Available data:

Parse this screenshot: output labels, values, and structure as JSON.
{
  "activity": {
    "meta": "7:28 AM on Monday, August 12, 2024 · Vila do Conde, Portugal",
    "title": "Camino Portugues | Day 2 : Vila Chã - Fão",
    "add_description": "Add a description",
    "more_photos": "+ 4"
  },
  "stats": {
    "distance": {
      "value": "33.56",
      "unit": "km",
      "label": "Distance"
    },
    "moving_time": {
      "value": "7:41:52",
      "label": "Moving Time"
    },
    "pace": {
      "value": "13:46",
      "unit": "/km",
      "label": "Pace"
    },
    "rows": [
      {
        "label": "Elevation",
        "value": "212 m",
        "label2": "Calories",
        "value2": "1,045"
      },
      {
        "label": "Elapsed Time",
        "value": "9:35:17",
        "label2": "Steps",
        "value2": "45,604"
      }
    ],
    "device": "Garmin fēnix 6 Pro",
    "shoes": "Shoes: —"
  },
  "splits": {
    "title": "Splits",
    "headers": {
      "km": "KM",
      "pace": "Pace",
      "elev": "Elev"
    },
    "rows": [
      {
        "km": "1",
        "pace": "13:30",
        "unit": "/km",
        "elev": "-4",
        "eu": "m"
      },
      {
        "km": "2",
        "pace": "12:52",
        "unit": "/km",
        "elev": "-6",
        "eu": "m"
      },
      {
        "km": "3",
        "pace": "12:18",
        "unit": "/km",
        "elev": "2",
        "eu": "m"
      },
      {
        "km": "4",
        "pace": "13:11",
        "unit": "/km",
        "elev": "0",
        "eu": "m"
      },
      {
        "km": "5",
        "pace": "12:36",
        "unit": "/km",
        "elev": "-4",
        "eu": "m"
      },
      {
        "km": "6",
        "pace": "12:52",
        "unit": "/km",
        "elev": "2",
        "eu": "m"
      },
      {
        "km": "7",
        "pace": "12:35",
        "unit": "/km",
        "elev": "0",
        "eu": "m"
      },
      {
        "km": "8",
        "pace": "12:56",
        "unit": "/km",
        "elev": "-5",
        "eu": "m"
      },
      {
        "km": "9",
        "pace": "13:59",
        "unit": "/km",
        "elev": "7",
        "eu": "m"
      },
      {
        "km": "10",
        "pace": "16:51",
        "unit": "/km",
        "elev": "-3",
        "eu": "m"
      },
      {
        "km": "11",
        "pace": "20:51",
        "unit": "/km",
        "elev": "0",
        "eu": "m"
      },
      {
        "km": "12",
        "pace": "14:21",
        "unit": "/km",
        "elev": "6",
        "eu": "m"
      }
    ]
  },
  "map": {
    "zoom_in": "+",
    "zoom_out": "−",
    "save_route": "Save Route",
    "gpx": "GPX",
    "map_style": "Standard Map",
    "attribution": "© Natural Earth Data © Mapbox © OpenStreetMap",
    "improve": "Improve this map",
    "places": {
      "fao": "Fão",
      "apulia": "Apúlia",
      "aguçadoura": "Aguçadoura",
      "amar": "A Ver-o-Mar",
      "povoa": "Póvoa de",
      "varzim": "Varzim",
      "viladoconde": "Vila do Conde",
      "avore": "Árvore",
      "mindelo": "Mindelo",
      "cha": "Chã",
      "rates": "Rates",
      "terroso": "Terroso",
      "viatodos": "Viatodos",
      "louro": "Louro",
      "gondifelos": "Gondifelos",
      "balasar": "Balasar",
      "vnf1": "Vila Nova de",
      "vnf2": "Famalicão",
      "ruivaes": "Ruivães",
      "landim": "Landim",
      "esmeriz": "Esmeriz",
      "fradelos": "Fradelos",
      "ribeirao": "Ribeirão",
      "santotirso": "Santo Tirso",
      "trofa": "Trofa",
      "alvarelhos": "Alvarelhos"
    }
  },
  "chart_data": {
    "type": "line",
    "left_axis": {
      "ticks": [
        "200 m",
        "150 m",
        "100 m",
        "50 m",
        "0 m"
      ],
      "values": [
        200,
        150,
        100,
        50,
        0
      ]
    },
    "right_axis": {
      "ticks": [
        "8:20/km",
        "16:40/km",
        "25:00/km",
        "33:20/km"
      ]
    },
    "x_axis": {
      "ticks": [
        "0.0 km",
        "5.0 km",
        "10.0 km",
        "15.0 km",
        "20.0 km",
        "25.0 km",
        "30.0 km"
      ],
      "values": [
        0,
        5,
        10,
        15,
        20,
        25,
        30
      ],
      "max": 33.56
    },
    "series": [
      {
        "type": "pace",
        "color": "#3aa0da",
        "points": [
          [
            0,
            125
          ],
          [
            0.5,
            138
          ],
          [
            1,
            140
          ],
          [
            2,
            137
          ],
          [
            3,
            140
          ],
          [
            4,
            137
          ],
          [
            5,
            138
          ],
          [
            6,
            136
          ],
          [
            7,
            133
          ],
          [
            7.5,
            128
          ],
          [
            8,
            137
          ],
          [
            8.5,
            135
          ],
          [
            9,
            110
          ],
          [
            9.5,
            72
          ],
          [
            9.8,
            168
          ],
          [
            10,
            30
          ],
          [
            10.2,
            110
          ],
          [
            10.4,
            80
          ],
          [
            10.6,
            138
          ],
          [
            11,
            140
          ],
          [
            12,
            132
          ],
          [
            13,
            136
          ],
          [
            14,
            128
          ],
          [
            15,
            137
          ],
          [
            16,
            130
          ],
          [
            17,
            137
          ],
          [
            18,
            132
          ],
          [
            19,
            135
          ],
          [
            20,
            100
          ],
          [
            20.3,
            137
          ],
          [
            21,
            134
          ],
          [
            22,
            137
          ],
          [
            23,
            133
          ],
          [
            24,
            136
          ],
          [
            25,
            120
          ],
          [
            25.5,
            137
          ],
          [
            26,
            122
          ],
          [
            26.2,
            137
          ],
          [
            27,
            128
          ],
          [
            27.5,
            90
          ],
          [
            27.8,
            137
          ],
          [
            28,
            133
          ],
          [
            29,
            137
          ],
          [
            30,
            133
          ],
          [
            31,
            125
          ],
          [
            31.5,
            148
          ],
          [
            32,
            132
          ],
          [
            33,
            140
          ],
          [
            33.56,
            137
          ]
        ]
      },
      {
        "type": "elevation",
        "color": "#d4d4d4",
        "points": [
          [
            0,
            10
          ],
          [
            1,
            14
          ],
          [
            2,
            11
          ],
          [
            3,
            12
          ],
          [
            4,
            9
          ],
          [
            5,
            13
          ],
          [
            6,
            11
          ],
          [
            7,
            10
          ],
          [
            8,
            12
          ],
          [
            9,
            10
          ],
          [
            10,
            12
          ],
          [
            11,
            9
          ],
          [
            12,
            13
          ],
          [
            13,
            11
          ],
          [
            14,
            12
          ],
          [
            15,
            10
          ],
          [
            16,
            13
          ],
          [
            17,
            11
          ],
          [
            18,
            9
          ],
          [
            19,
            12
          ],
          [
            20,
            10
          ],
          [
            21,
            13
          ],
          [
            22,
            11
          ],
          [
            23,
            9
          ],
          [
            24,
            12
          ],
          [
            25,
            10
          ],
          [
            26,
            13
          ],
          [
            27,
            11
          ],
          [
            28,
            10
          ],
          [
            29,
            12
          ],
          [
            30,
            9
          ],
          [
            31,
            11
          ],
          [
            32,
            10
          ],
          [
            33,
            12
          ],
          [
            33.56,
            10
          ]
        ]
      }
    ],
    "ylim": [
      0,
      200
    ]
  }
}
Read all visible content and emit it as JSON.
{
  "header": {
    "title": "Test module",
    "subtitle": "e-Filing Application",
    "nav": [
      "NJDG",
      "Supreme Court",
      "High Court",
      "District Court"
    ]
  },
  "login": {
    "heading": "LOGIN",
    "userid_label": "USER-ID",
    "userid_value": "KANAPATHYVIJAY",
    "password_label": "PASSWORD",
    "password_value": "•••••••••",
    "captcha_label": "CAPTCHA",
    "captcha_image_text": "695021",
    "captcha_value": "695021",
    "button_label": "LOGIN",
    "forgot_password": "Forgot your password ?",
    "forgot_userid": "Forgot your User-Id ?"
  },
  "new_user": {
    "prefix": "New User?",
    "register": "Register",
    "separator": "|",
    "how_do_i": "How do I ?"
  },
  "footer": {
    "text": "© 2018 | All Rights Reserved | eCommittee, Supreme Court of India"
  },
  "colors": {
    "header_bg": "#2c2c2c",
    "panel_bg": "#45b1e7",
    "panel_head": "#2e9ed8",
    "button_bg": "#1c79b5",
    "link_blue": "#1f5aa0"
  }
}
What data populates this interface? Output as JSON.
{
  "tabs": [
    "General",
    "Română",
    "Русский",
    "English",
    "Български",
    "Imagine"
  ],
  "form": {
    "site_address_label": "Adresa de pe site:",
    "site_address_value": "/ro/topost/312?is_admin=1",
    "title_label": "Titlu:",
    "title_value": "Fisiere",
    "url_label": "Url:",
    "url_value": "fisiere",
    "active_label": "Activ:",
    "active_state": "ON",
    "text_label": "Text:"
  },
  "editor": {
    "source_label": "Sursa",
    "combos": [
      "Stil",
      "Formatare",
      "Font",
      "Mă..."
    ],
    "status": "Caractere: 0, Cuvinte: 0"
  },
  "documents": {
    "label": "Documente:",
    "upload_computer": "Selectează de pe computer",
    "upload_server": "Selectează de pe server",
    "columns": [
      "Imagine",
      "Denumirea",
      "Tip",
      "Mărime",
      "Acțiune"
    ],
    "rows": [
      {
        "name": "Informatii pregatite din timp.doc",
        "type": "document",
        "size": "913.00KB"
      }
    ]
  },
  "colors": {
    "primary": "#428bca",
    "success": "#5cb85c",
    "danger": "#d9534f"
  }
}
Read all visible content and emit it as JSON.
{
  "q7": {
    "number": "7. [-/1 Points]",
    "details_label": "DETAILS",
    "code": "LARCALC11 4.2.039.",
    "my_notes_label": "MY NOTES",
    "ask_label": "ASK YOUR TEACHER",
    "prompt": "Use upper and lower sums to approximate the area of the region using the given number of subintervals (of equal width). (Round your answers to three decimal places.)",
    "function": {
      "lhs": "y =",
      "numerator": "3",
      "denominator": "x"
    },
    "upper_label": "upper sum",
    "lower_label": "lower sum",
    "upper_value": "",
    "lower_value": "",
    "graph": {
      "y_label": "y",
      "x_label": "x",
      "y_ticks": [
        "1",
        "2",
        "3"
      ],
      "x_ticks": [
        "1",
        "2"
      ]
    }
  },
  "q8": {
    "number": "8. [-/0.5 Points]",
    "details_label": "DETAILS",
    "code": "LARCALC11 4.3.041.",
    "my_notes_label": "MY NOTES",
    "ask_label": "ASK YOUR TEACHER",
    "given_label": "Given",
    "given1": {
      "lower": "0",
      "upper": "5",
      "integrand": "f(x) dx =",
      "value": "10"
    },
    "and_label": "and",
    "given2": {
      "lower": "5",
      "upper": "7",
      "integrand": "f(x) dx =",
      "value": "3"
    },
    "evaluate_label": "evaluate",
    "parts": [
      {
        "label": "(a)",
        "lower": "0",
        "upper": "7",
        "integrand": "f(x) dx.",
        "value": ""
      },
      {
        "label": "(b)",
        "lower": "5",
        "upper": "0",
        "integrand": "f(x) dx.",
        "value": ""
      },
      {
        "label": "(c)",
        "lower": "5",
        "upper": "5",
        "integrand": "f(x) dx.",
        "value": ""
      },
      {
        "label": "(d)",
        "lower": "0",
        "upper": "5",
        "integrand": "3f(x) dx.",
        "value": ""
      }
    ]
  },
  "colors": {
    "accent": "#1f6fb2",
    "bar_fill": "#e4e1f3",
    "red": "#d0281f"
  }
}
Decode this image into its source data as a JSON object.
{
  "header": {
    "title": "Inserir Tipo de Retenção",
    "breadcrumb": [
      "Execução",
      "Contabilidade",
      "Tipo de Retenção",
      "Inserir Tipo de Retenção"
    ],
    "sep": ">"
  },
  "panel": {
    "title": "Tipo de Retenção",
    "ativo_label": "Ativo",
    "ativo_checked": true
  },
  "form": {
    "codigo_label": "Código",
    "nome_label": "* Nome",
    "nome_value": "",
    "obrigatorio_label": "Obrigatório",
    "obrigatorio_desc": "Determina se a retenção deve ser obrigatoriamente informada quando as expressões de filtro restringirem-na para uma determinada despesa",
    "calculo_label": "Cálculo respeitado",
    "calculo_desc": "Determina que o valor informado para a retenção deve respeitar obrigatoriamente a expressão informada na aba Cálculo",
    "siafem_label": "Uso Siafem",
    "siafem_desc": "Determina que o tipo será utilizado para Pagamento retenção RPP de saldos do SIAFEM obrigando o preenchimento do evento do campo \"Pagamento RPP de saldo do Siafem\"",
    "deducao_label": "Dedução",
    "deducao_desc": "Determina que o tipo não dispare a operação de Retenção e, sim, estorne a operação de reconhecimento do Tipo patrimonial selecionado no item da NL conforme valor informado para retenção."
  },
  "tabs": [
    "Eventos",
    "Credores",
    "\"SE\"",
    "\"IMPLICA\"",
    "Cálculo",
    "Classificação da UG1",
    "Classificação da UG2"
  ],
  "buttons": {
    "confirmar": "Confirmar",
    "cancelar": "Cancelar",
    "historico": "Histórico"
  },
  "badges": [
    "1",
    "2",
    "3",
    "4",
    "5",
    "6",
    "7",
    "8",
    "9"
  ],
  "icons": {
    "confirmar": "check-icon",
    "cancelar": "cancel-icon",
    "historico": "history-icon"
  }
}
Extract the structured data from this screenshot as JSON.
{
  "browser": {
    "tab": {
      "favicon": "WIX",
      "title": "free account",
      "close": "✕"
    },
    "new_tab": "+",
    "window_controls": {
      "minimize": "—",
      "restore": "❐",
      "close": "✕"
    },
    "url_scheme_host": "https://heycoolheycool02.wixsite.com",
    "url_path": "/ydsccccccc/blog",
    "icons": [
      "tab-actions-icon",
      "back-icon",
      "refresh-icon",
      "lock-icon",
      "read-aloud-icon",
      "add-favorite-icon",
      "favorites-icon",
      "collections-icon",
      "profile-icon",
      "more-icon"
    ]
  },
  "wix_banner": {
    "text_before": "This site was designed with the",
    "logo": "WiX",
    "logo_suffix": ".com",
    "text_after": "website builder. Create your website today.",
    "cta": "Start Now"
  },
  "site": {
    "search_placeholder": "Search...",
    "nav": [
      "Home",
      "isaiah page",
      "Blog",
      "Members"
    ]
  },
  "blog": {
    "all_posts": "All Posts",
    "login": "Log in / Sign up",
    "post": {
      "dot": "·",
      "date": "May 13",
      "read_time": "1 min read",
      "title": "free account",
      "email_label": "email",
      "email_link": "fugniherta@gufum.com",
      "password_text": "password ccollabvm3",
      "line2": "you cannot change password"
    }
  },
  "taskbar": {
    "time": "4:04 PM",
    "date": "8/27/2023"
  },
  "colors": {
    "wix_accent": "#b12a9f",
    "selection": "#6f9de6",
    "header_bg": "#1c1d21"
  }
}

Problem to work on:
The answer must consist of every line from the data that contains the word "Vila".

Result of this task:
    "meta": "7:28 AM on Monday, August 12, 2024 · Vila do Conde, Portugal",
    "title": "Camino Portugues | Day 2 : Vila Chã - Fão",
      "viladoconde": "Vila do Conde",
      "vnf1": "Vila Nova de",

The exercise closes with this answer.